## Records supplied
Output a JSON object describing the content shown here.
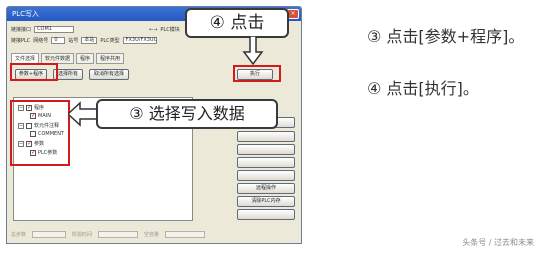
{
  "dialog": {
    "title": "PLC写入",
    "close_label": "×",
    "row1": {
      "label1": "链接接口",
      "value1": "COM1",
      "label2": "←→",
      "value2": "PLC模块"
    },
    "row2": {
      "label1": "链接PLC",
      "value1": "网络号",
      "label2": "0",
      "label3": "站号",
      "label4": "本站",
      "label5": "PLC类型",
      "label6": "FX3U/FX3UC"
    },
    "tabs": [
      "文件选择",
      "软元件数据",
      "程序",
      "程序共用"
    ],
    "sub_tabs": [
      "参数+程序",
      "选择所有",
      "取消所有选择"
    ],
    "execute_label": "执行",
    "right_buttons": [
      "",
      "",
      "",
      "",
      "",
      "远程操作",
      "清除PLC内存",
      ""
    ],
    "tree": [
      {
        "label": "程序",
        "indent": 0,
        "expander": "-"
      },
      {
        "label": "MAIN",
        "indent": 1,
        "checked": true
      },
      {
        "label": "软元件注释",
        "indent": 0,
        "expander": "-"
      },
      {
        "label": "COMMENT",
        "indent": 1,
        "checked": false
      },
      {
        "label": "参数",
        "indent": 0,
        "expander": "-"
      },
      {
        "label": "PLC参数",
        "indent": 1,
        "checked": true
      }
    ],
    "status_labels": [
      "总步数",
      "所需时间",
      "空容量"
    ]
  },
  "callouts": {
    "execute_step": "④ 点击",
    "select_step": "③ 选择写入数据"
  },
  "instructions": {
    "step3": "③ 点击[参数+程序]。",
    "step4": "④ 点击[执行]。"
  },
  "watermark": "头条号 / 过去和未来"
}
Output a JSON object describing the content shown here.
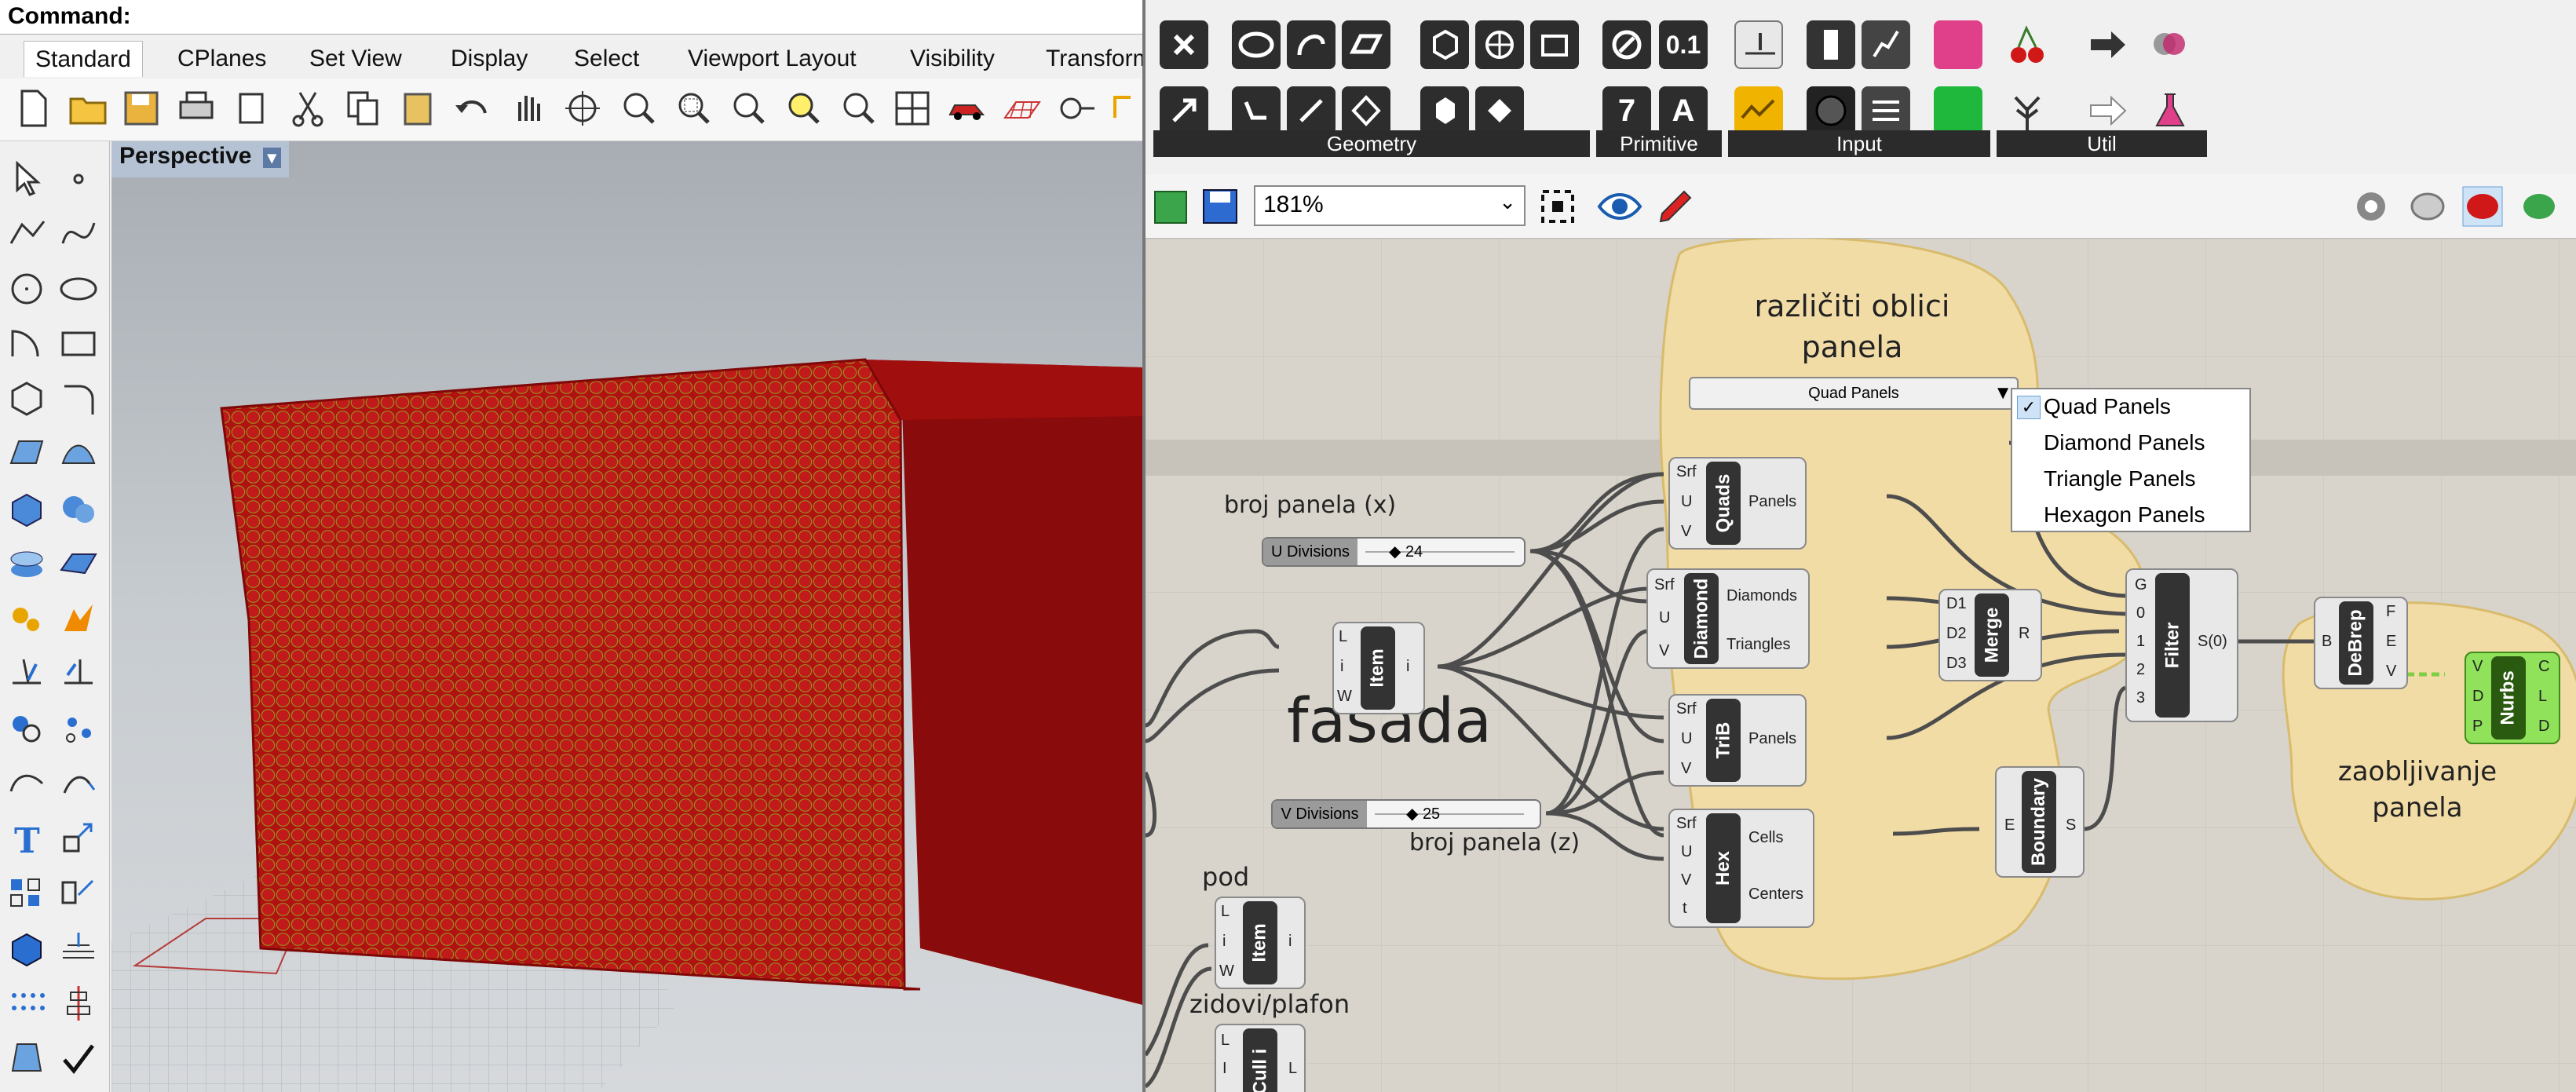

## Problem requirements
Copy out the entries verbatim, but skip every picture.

## Expected answer
Output a JSON object describing the content shown here.
{
  "dialog": {
    "title": "PLC写入",
    "close_label": "×",
    "row1": {
      "label1": "链接接口",
      "value1": "COM1",
      "label2": "←→",
      "value2": "PLC模块"
    },
    "row2": {
      "label1": "链接PLC",
      "value1": "网络号",
      "label2": "0",
      "label3": "站号",
      "label4": "本站",
      "label5": "PLC类型",
      "label6": "FX3U/FX3UC"
    },
    "tabs": [
      "文件选择",
      "软元件数据",
      "程序",
      "程序共用"
    ],
    "sub_tabs": [
      "参数+程序",
      "选择所有",
      "取消所有选择"
    ],
    "execute_label": "执行",
    "right_buttons": [
      "",
      "",
      "",
      "",
      "",
      "远程操作",
      "清除PLC内存",
      ""
    ],
    "tree": [
      {
        "label": "程序",
        "indent": 0,
        "expander": "-"
      },
      {
        "label": "MAIN",
        "indent": 1,
        "checked": true
      },
      {
        "label": "软元件注释",
        "indent": 0,
        "expander": "-"
      },
      {
        "label": "COMMENT",
        "indent": 1,
        "checked": false
      },
      {
        "label": "参数",
        "indent": 0,
        "expander": "-"
      },
      {
        "label": "PLC参数",
        "indent": 1,
        "checked": true
      }
    ],
    "status_labels": [
      "总步数",
      "所需时间",
      "空容量"
    ]
  },
  "callouts": {
    "execute_step": "④ 点击",
    "select_step": "③ 选择写入数据"
  },
  "instructions": {
    "step3": "③ 点击[参数+程序]。",
    "step4": "④ 点击[执行]。"
  },
  "watermark": "头条号 / 过去和未来"
}
Output a JSON object describing the content shown here.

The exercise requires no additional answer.